Exercise: Word for word, give the data again without its pictures.
* * *
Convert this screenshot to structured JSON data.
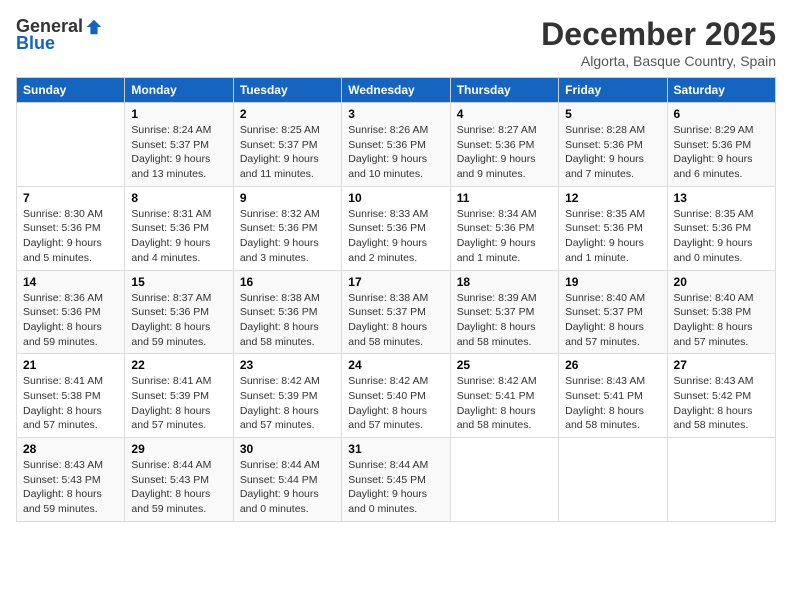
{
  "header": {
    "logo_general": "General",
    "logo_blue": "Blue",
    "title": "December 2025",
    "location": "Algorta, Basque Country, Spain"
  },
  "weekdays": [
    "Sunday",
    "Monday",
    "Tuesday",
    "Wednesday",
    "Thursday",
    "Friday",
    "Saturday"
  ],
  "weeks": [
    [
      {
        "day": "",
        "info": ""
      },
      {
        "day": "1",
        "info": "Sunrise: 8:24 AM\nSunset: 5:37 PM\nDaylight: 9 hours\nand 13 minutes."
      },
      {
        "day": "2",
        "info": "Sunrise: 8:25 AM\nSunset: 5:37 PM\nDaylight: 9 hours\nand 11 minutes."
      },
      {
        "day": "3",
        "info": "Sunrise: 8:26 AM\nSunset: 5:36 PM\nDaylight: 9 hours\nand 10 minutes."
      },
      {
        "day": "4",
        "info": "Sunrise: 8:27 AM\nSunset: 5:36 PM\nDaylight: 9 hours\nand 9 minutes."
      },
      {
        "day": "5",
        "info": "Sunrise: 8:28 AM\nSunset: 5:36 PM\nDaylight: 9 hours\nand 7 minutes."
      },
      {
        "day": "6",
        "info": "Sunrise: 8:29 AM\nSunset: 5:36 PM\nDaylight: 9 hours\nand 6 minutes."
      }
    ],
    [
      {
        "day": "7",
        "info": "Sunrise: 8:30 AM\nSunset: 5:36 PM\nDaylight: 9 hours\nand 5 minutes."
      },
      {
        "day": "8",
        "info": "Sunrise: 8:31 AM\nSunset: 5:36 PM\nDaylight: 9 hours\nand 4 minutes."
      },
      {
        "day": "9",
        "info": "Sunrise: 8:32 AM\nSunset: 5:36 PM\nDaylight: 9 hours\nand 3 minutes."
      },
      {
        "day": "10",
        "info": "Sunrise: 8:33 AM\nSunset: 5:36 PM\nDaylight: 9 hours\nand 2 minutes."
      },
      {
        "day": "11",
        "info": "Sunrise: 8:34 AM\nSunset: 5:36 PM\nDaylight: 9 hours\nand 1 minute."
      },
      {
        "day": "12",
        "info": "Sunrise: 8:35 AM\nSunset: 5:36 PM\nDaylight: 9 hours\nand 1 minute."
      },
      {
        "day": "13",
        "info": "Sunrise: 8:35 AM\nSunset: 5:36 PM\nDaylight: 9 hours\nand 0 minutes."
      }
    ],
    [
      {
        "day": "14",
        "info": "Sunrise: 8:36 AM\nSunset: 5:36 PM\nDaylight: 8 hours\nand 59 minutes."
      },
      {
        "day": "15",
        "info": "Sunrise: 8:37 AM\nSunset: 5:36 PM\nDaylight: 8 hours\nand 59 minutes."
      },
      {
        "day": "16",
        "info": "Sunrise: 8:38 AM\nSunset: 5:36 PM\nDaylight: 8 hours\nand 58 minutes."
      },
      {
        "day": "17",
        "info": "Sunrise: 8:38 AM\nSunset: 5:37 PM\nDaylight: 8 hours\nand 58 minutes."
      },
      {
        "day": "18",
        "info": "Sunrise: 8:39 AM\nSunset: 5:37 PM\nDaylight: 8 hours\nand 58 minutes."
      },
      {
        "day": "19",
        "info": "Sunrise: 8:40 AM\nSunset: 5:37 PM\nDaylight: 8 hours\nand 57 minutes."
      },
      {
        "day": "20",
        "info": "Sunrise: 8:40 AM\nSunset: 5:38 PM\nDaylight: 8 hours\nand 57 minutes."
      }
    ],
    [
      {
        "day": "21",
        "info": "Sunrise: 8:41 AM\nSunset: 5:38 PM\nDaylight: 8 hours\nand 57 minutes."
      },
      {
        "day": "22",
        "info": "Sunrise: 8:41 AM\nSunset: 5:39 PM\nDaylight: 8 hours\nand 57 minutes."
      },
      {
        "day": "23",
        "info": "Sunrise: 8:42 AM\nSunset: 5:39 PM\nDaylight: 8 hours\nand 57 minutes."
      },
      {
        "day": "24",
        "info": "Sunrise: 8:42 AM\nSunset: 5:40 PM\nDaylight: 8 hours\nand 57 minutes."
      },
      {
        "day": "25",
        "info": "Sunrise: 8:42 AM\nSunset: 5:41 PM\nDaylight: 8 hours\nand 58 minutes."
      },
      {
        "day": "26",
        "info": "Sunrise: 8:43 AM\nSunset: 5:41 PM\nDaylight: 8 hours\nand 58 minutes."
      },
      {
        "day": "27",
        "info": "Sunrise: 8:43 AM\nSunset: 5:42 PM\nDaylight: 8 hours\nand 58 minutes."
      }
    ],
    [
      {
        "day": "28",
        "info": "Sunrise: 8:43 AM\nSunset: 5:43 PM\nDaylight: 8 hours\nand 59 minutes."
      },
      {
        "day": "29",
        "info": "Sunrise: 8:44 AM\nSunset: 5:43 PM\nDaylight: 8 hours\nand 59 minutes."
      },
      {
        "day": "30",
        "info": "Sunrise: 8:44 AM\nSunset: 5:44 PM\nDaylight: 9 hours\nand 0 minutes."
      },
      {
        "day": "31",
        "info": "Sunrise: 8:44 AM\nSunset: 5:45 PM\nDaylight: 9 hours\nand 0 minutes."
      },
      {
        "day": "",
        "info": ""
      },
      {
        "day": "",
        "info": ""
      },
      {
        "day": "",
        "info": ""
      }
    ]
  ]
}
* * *
Completed exercise:
Convert this screenshot to structured JSON data.
{
  "header": {
    "logo_general": "General",
    "logo_blue": "Blue",
    "title": "December 2025",
    "location": "Algorta, Basque Country, Spain"
  },
  "weekdays": [
    "Sunday",
    "Monday",
    "Tuesday",
    "Wednesday",
    "Thursday",
    "Friday",
    "Saturday"
  ],
  "weeks": [
    [
      {
        "day": "",
        "info": ""
      },
      {
        "day": "1",
        "info": "Sunrise: 8:24 AM\nSunset: 5:37 PM\nDaylight: 9 hours\nand 13 minutes."
      },
      {
        "day": "2",
        "info": "Sunrise: 8:25 AM\nSunset: 5:37 PM\nDaylight: 9 hours\nand 11 minutes."
      },
      {
        "day": "3",
        "info": "Sunrise: 8:26 AM\nSunset: 5:36 PM\nDaylight: 9 hours\nand 10 minutes."
      },
      {
        "day": "4",
        "info": "Sunrise: 8:27 AM\nSunset: 5:36 PM\nDaylight: 9 hours\nand 9 minutes."
      },
      {
        "day": "5",
        "info": "Sunrise: 8:28 AM\nSunset: 5:36 PM\nDaylight: 9 hours\nand 7 minutes."
      },
      {
        "day": "6",
        "info": "Sunrise: 8:29 AM\nSunset: 5:36 PM\nDaylight: 9 hours\nand 6 minutes."
      }
    ],
    [
      {
        "day": "7",
        "info": "Sunrise: 8:30 AM\nSunset: 5:36 PM\nDaylight: 9 hours\nand 5 minutes."
      },
      {
        "day": "8",
        "info": "Sunrise: 8:31 AM\nSunset: 5:36 PM\nDaylight: 9 hours\nand 4 minutes."
      },
      {
        "day": "9",
        "info": "Sunrise: 8:32 AM\nSunset: 5:36 PM\nDaylight: 9 hours\nand 3 minutes."
      },
      {
        "day": "10",
        "info": "Sunrise: 8:33 AM\nSunset: 5:36 PM\nDaylight: 9 hours\nand 2 minutes."
      },
      {
        "day": "11",
        "info": "Sunrise: 8:34 AM\nSunset: 5:36 PM\nDaylight: 9 hours\nand 1 minute."
      },
      {
        "day": "12",
        "info": "Sunrise: 8:35 AM\nSunset: 5:36 PM\nDaylight: 9 hours\nand 1 minute."
      },
      {
        "day": "13",
        "info": "Sunrise: 8:35 AM\nSunset: 5:36 PM\nDaylight: 9 hours\nand 0 minutes."
      }
    ],
    [
      {
        "day": "14",
        "info": "Sunrise: 8:36 AM\nSunset: 5:36 PM\nDaylight: 8 hours\nand 59 minutes."
      },
      {
        "day": "15",
        "info": "Sunrise: 8:37 AM\nSunset: 5:36 PM\nDaylight: 8 hours\nand 59 minutes."
      },
      {
        "day": "16",
        "info": "Sunrise: 8:38 AM\nSunset: 5:36 PM\nDaylight: 8 hours\nand 58 minutes."
      },
      {
        "day": "17",
        "info": "Sunrise: 8:38 AM\nSunset: 5:37 PM\nDaylight: 8 hours\nand 58 minutes."
      },
      {
        "day": "18",
        "info": "Sunrise: 8:39 AM\nSunset: 5:37 PM\nDaylight: 8 hours\nand 58 minutes."
      },
      {
        "day": "19",
        "info": "Sunrise: 8:40 AM\nSunset: 5:37 PM\nDaylight: 8 hours\nand 57 minutes."
      },
      {
        "day": "20",
        "info": "Sunrise: 8:40 AM\nSunset: 5:38 PM\nDaylight: 8 hours\nand 57 minutes."
      }
    ],
    [
      {
        "day": "21",
        "info": "Sunrise: 8:41 AM\nSunset: 5:38 PM\nDaylight: 8 hours\nand 57 minutes."
      },
      {
        "day": "22",
        "info": "Sunrise: 8:41 AM\nSunset: 5:39 PM\nDaylight: 8 hours\nand 57 minutes."
      },
      {
        "day": "23",
        "info": "Sunrise: 8:42 AM\nSunset: 5:39 PM\nDaylight: 8 hours\nand 57 minutes."
      },
      {
        "day": "24",
        "info": "Sunrise: 8:42 AM\nSunset: 5:40 PM\nDaylight: 8 hours\nand 57 minutes."
      },
      {
        "day": "25",
        "info": "Sunrise: 8:42 AM\nSunset: 5:41 PM\nDaylight: 8 hours\nand 58 minutes."
      },
      {
        "day": "26",
        "info": "Sunrise: 8:43 AM\nSunset: 5:41 PM\nDaylight: 8 hours\nand 58 minutes."
      },
      {
        "day": "27",
        "info": "Sunrise: 8:43 AM\nSunset: 5:42 PM\nDaylight: 8 hours\nand 58 minutes."
      }
    ],
    [
      {
        "day": "28",
        "info": "Sunrise: 8:43 AM\nSunset: 5:43 PM\nDaylight: 8 hours\nand 59 minutes."
      },
      {
        "day": "29",
        "info": "Sunrise: 8:44 AM\nSunset: 5:43 PM\nDaylight: 8 hours\nand 59 minutes."
      },
      {
        "day": "30",
        "info": "Sunrise: 8:44 AM\nSunset: 5:44 PM\nDaylight: 9 hours\nand 0 minutes."
      },
      {
        "day": "31",
        "info": "Sunrise: 8:44 AM\nSunset: 5:45 PM\nDaylight: 9 hours\nand 0 minutes."
      },
      {
        "day": "",
        "info": ""
      },
      {
        "day": "",
        "info": ""
      },
      {
        "day": "",
        "info": ""
      }
    ]
  ]
}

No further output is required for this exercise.